Page 298 - Gay Pioneers: How Drummer Shaped Gay Popular Culture 1965-1999
P. 298

280      Gay Pioneers: How Drummer Shaped Gay Popular Culture 1965-1999


            anthropologist, parsed Drummer and our masculine-identified tribe around
            Drummer.  Her  arrival in  San  Francisco  reminded  me  of  anthropologist
            Margaret Mead arriving in Papua New Guinea, after which she wrote the
            1935 tract, popular with feminists, Sex and Temperament in Three Primitive
            Societies. However, when I sought to read her 1994 dissertation, The Valley
            of the Kings: Leathermen in San Francisco, 1960–1990, the University of
            Michigan said it was not available. Two friends who were librarians, includ-
            ing Jim Stewart, retired department head of the Social Sciences and History
            Department at the Chicago Public Library and author of Folsom Street Blues,
            also pursued this intellectual inquiry. Because of the notion that disserta-
            tions, including my own Love and Death in Tennessee Williams (1967), are
            written to discover and publish new knowledge, I finally asked directly. She
            responded on February 1, 2014: “My dissertation isn’t available.”
               Ever professional, she did, however, kindly attach three pdfs of her essays,
            totaling fifty-six printed pages, all of which I’d read previously in anthology
            books such as Mark Thompson’s Leatherfolk: Radical Sex, People, Politics,
            and Practice (1991). In that volume, her essay on “The Catacombs” followed
            my essay on Folsom Street artist, “Chuck Arnett,” in which I memorialized
            the iconic founder of the Tool Box bar profiled in Life magazine (June 26,
            1964). In the endnotes of Leatherfolk, she graciously credited Drummer and
            my writing of leather history:

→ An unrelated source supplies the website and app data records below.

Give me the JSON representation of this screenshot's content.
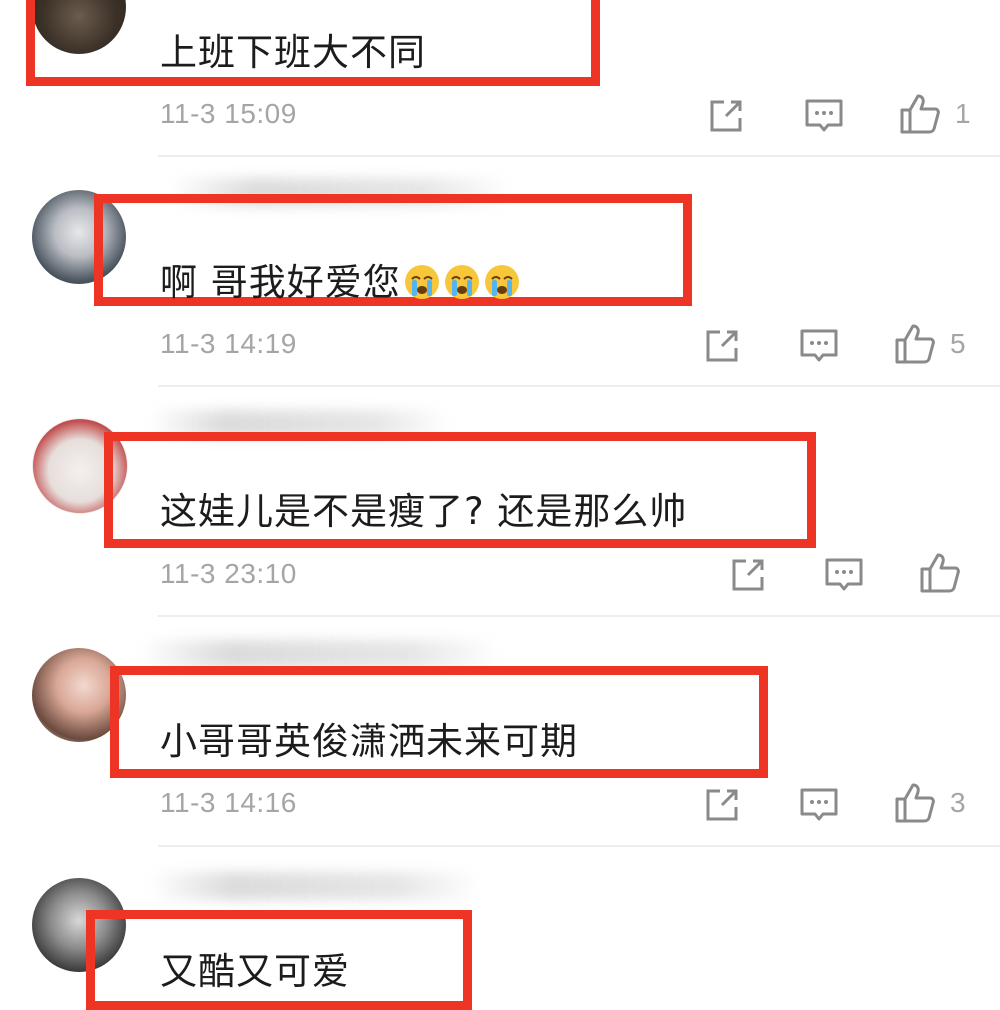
{
  "comments": [
    {
      "text": "上班下班大不同",
      "timestamp": "11-3 15:09",
      "likes": "1",
      "emoji_count": 0
    },
    {
      "text": "啊 哥我好爱您",
      "timestamp": "11-3 14:19",
      "likes": "5",
      "emoji": "crying-face",
      "emoji_count": 3
    },
    {
      "text": "这娃儿是不是瘦了? 还是那么帅",
      "timestamp": "11-3 23:10",
      "likes": "",
      "emoji_count": 0
    },
    {
      "text": "小哥哥英俊潇洒未来可期",
      "timestamp": "11-3 14:16",
      "likes": "3",
      "emoji_count": 0
    },
    {
      "text": "又酷又可爱",
      "timestamp": "",
      "likes": "",
      "emoji_count": 0
    }
  ],
  "icons": {
    "share": "share-icon",
    "reply": "comment-icon",
    "like": "thumbs-up-icon"
  },
  "colors": {
    "highlight": "#ee3424",
    "meta_text": "#a5a5a5",
    "body_text": "#1c1c1c"
  }
}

               For further reading on the Catacombs, see Jack Fritscher’s knowl-
               edgeable and affectionate memoir of the Twenty-First Street
               Catacombs in Drummer 23, 1978. The article is accompanied by
               [his] priceless photographs of the interior. (Page 140)

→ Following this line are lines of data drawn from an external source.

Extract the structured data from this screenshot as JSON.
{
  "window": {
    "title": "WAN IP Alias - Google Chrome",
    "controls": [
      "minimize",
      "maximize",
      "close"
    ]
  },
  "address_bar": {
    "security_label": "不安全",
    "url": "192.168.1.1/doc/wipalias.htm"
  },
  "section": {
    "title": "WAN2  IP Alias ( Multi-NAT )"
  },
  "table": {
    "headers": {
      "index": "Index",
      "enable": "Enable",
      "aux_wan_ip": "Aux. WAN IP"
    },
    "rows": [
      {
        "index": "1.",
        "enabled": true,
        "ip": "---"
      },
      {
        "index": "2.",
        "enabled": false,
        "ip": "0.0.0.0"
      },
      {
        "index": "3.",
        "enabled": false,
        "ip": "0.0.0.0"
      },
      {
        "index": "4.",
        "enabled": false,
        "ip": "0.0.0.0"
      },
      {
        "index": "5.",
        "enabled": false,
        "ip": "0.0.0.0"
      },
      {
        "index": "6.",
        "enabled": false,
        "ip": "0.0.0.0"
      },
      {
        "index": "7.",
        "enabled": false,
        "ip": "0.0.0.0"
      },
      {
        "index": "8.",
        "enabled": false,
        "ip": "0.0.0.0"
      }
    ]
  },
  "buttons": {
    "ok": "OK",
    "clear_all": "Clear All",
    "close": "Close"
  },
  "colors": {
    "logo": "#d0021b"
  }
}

               Sweet words. No wonder I wanted to read her complete dissertation.
               It was for just such a new generation of leatherfolk like Davolt and
            younger academics like Rubin that, as editor and writer, I consciously shaped
            Drummer editorial policy in the 1970s with an eye to our community future.
            Having been one of the founding members of the American Popular Culture
            Association in 1968, I knew that gay popular culture was valuable even as I
            was “inside the moment” of the Titanic 1970s helping Drummer create the
            very leather culture it reported on.
               When I added the tag line, “Drummer: The American Review of Gay
            Popular Culture,” it was because I was always, from my childhood diaries
            and journals during and after World War II, a devoted documentarian con-
            scious of future history. Anticipating the next gay generation, I wrote very
            explicitly, for instance, in Drummer 24 about the Castro Street Fair, “Castro


              ©Jack Fritscher, Ph.D., All Rights Reserved—posted 03-14-2017
                  HOW TO LEGALLY QUOTE FROM THIS BOOK
   293   294   295   296   297   298   299   300   301   302   303